* **Required action**
Report how many lines below contain the word "this", and give only that number.

_ _ _ _ _ _ _

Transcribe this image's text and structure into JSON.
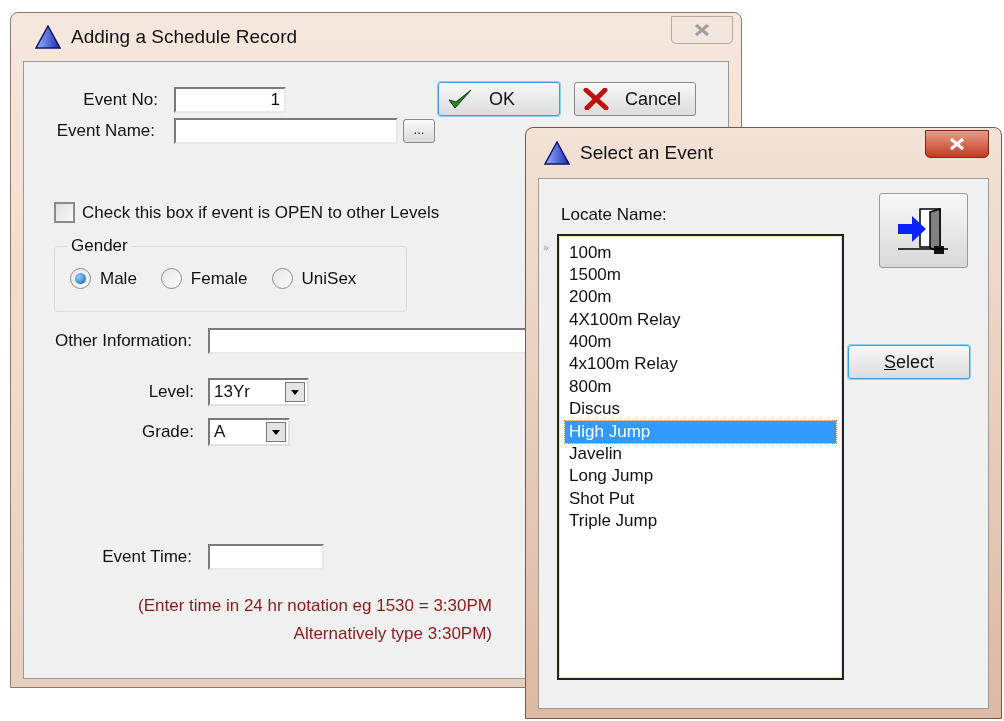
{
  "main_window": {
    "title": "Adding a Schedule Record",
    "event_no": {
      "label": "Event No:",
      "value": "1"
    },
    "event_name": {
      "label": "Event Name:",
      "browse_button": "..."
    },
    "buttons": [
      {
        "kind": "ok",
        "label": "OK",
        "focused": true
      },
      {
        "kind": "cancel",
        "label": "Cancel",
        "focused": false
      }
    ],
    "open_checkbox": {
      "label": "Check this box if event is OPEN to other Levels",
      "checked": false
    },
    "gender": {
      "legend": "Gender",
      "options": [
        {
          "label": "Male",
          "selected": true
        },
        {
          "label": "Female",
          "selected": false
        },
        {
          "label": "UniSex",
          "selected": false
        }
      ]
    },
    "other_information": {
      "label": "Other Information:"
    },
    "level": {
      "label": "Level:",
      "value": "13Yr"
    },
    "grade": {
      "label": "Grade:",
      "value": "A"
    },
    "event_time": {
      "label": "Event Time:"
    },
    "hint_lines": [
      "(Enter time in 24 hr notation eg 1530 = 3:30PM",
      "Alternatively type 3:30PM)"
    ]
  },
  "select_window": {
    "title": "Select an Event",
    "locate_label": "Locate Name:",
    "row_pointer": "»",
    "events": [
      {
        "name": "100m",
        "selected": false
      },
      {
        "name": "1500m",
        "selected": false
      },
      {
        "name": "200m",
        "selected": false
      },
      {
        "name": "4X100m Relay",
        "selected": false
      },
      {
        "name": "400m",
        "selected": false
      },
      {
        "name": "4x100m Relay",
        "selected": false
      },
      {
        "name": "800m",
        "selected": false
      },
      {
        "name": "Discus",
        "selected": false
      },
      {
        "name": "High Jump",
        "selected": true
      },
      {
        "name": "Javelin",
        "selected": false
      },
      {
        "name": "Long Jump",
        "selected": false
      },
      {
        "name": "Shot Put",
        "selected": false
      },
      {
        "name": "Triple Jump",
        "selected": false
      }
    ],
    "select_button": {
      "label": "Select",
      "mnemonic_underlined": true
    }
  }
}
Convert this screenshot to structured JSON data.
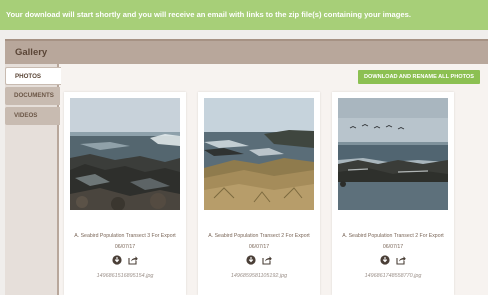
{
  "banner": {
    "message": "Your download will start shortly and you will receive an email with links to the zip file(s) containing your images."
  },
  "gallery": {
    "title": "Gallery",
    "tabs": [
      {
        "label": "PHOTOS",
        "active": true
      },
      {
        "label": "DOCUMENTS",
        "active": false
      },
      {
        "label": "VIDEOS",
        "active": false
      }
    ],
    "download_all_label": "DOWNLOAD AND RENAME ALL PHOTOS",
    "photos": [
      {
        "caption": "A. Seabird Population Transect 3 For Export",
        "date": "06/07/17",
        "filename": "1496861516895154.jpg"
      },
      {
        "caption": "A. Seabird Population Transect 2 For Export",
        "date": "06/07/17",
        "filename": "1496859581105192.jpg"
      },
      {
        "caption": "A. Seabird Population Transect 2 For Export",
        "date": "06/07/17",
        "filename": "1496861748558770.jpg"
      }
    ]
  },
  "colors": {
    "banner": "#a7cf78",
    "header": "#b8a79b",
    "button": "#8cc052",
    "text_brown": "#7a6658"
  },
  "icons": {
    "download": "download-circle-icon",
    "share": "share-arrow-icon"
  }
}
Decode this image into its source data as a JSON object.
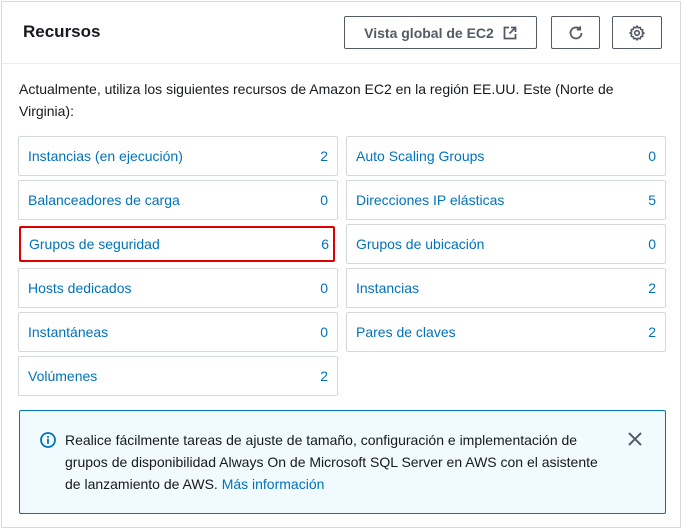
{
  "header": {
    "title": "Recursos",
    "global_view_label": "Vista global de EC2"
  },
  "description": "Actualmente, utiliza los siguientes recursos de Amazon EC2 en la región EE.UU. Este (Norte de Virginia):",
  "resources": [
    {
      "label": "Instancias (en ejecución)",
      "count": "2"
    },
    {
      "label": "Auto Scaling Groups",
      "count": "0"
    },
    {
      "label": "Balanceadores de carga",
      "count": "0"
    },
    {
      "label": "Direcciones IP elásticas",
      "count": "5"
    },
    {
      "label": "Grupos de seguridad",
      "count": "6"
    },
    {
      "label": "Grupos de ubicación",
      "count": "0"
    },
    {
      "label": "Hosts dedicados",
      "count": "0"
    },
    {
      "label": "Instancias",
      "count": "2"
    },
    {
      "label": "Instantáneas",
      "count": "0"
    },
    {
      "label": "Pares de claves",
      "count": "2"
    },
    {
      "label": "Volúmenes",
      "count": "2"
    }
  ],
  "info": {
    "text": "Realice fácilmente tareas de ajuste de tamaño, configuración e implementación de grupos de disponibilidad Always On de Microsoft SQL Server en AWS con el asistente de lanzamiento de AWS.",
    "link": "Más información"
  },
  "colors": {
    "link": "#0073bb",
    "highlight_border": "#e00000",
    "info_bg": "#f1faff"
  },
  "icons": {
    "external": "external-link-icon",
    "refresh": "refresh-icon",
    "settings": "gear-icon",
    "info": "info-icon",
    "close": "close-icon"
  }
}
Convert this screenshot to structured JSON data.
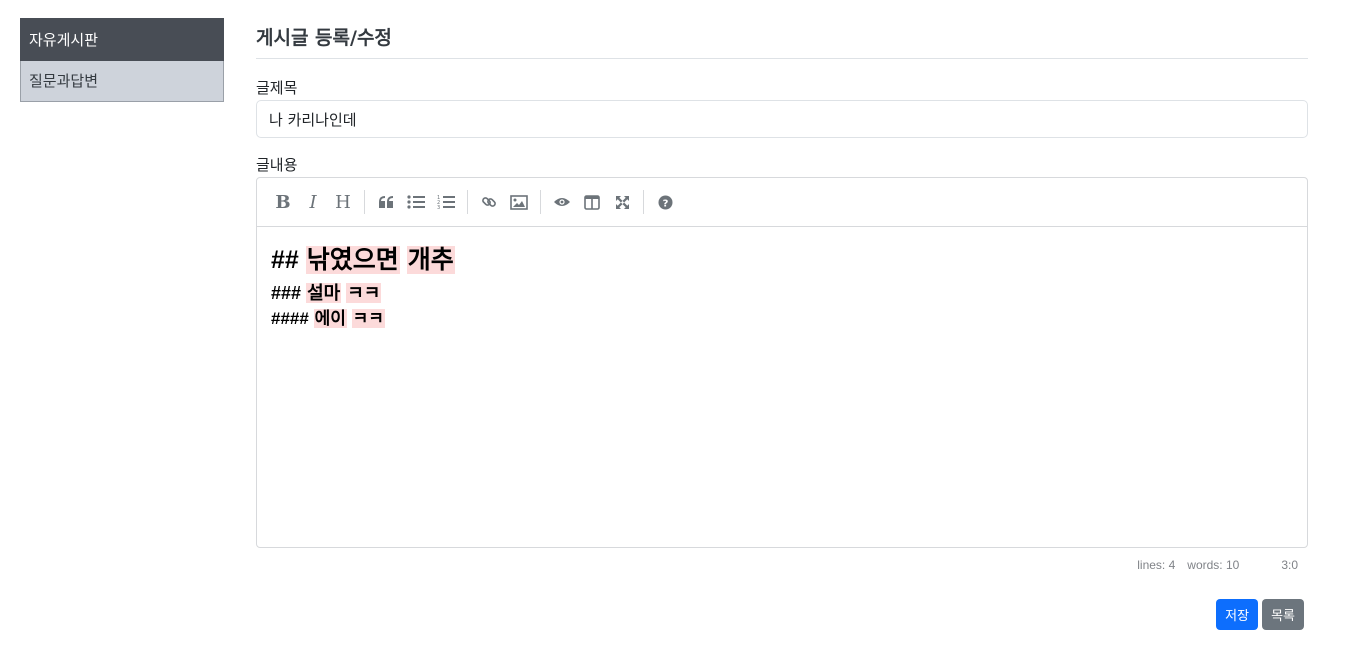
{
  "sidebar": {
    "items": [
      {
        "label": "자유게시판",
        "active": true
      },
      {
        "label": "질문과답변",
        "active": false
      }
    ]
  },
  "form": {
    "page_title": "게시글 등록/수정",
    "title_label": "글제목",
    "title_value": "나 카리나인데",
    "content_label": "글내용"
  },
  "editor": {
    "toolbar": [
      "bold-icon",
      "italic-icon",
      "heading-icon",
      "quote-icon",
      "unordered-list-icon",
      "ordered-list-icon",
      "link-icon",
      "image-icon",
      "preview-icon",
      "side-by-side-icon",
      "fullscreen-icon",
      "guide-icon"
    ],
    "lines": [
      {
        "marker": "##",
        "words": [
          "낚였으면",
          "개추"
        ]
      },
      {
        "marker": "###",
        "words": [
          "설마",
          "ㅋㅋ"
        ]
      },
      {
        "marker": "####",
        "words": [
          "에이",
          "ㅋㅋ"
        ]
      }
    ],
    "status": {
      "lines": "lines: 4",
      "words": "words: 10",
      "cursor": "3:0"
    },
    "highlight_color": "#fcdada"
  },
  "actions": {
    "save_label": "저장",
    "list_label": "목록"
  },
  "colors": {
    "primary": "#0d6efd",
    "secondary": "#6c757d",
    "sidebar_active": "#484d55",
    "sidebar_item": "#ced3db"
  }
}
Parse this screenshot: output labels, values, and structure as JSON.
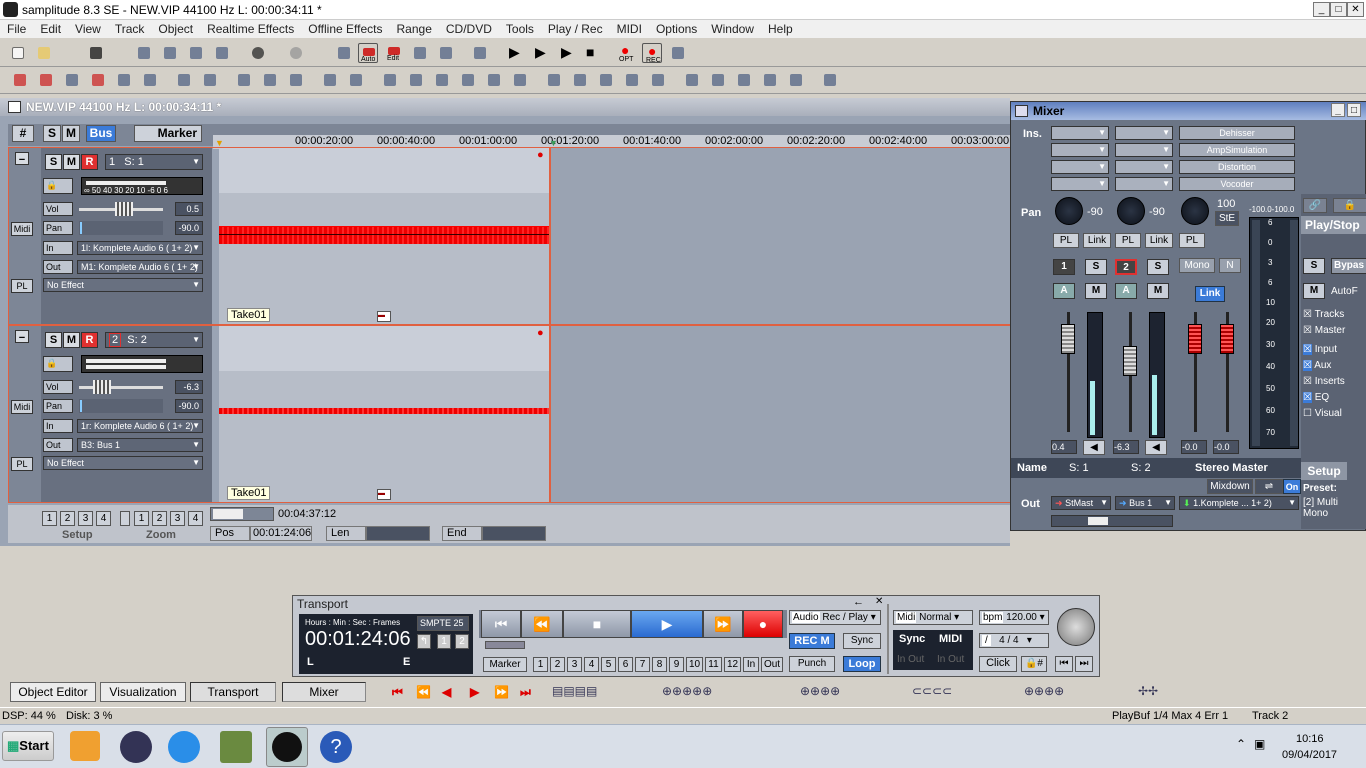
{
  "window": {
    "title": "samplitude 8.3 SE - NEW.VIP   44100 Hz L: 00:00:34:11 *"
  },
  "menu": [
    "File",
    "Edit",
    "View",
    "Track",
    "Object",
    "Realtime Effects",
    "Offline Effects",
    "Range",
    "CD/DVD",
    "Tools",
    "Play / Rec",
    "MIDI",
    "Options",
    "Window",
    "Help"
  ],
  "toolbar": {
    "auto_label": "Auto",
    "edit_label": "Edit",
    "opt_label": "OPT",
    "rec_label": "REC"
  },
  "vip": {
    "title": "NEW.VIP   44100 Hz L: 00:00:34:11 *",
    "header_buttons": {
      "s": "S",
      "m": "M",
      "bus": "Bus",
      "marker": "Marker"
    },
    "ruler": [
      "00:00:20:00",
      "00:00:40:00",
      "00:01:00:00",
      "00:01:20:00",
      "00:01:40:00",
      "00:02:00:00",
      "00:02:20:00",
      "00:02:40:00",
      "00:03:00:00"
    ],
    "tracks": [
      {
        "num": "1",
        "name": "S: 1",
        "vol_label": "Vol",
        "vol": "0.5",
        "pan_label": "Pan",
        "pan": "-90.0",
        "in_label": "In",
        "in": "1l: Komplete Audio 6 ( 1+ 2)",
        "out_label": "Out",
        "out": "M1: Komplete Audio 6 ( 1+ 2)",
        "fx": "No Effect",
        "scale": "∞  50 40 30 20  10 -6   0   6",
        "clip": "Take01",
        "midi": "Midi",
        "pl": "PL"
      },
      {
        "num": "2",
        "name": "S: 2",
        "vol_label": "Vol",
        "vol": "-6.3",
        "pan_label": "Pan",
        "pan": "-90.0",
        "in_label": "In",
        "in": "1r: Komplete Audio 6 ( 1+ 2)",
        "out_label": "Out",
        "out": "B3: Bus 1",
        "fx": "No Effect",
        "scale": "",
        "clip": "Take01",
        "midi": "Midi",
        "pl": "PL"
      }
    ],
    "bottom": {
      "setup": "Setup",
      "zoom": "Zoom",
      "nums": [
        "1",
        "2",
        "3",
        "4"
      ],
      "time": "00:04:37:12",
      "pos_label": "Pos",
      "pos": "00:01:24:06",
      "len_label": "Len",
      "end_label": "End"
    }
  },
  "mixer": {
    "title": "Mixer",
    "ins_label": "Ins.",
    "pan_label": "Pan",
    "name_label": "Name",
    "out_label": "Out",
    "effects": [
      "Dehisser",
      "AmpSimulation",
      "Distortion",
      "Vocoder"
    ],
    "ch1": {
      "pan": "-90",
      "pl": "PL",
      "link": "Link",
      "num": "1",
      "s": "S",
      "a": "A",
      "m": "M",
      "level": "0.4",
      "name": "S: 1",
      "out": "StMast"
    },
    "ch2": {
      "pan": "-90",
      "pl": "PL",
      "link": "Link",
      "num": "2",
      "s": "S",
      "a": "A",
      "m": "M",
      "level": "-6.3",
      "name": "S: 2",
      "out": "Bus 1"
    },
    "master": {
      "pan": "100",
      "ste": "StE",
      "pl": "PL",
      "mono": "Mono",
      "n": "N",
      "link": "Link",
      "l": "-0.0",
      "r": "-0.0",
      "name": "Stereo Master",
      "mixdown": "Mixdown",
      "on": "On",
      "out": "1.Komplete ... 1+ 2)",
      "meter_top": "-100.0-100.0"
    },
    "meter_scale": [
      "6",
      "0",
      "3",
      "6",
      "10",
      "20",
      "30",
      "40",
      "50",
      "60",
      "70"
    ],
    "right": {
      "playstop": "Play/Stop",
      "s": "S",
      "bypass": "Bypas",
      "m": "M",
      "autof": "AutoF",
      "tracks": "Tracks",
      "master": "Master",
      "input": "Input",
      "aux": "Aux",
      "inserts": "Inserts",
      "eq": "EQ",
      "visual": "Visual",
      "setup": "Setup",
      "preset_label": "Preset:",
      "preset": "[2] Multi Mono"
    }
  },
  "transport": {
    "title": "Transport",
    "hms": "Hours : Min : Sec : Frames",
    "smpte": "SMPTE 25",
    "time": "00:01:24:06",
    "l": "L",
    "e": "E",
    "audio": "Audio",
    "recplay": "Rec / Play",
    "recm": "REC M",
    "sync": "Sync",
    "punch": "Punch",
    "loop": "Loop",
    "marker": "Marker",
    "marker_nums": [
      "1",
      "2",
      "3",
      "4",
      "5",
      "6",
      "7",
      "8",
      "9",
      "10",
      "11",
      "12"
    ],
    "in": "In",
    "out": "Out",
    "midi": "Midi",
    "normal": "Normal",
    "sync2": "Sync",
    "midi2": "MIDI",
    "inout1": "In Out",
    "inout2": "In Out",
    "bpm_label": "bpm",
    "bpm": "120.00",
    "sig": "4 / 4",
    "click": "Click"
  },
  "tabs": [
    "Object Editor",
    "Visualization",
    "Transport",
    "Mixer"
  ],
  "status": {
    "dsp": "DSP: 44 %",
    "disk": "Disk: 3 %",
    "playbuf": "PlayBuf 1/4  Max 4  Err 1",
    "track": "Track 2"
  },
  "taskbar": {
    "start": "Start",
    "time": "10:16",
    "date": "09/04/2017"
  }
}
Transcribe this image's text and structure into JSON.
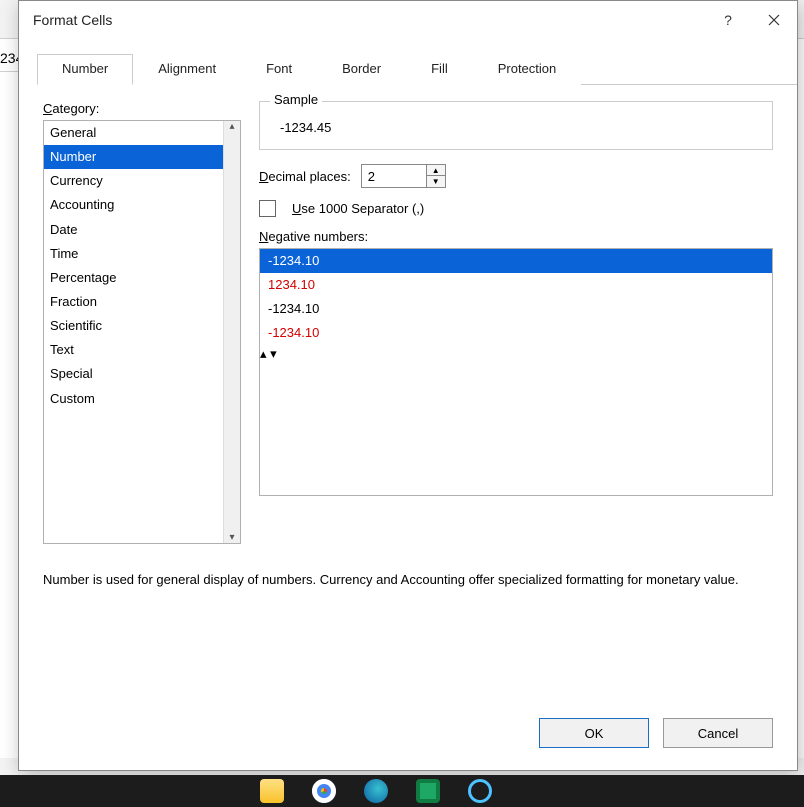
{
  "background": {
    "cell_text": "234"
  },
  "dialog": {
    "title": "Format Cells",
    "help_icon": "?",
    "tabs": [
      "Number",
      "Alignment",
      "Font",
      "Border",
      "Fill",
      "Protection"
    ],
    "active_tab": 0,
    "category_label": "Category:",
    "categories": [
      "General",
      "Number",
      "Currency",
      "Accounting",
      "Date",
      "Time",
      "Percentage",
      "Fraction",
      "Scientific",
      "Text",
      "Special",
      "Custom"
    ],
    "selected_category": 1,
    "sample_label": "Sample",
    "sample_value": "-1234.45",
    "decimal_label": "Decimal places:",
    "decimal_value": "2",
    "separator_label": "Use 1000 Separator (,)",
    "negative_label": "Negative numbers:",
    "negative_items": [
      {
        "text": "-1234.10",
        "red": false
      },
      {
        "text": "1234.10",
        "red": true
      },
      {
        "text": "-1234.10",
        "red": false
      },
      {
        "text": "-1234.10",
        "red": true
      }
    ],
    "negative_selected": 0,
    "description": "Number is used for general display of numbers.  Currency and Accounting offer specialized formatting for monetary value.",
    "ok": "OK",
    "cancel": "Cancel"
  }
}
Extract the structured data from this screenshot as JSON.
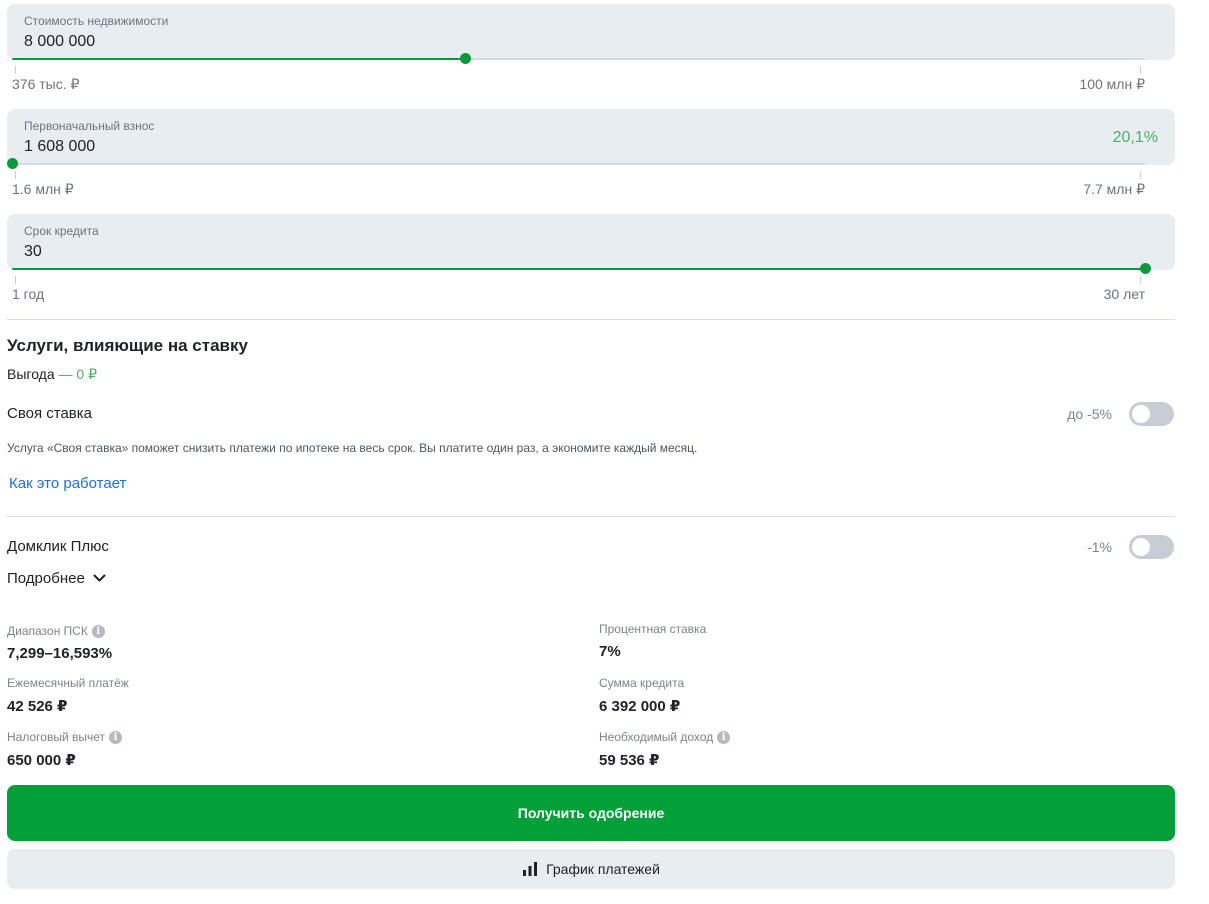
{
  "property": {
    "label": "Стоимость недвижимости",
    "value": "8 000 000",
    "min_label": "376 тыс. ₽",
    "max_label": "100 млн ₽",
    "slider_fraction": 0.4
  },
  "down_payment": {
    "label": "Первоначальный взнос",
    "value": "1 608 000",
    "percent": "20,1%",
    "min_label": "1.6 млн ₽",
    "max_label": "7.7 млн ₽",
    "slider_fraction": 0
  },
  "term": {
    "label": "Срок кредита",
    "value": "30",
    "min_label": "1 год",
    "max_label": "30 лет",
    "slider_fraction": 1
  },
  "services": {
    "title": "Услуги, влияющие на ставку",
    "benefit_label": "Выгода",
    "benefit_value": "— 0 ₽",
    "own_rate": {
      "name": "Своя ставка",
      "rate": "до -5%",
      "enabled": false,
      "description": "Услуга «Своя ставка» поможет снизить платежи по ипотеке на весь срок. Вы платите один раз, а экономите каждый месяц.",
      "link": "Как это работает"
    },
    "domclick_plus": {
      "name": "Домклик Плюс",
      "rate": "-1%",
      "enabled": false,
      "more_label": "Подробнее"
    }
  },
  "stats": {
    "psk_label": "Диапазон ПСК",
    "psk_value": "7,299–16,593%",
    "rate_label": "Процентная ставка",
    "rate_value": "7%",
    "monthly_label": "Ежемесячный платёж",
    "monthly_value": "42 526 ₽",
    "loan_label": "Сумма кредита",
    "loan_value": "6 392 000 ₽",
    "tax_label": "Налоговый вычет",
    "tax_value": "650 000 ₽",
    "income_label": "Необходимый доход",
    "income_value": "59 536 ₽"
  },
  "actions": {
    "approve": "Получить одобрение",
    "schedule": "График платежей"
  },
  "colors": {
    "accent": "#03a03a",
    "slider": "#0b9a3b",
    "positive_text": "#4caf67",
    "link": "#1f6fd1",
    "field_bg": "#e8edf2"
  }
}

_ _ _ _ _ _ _

* **Reply**
8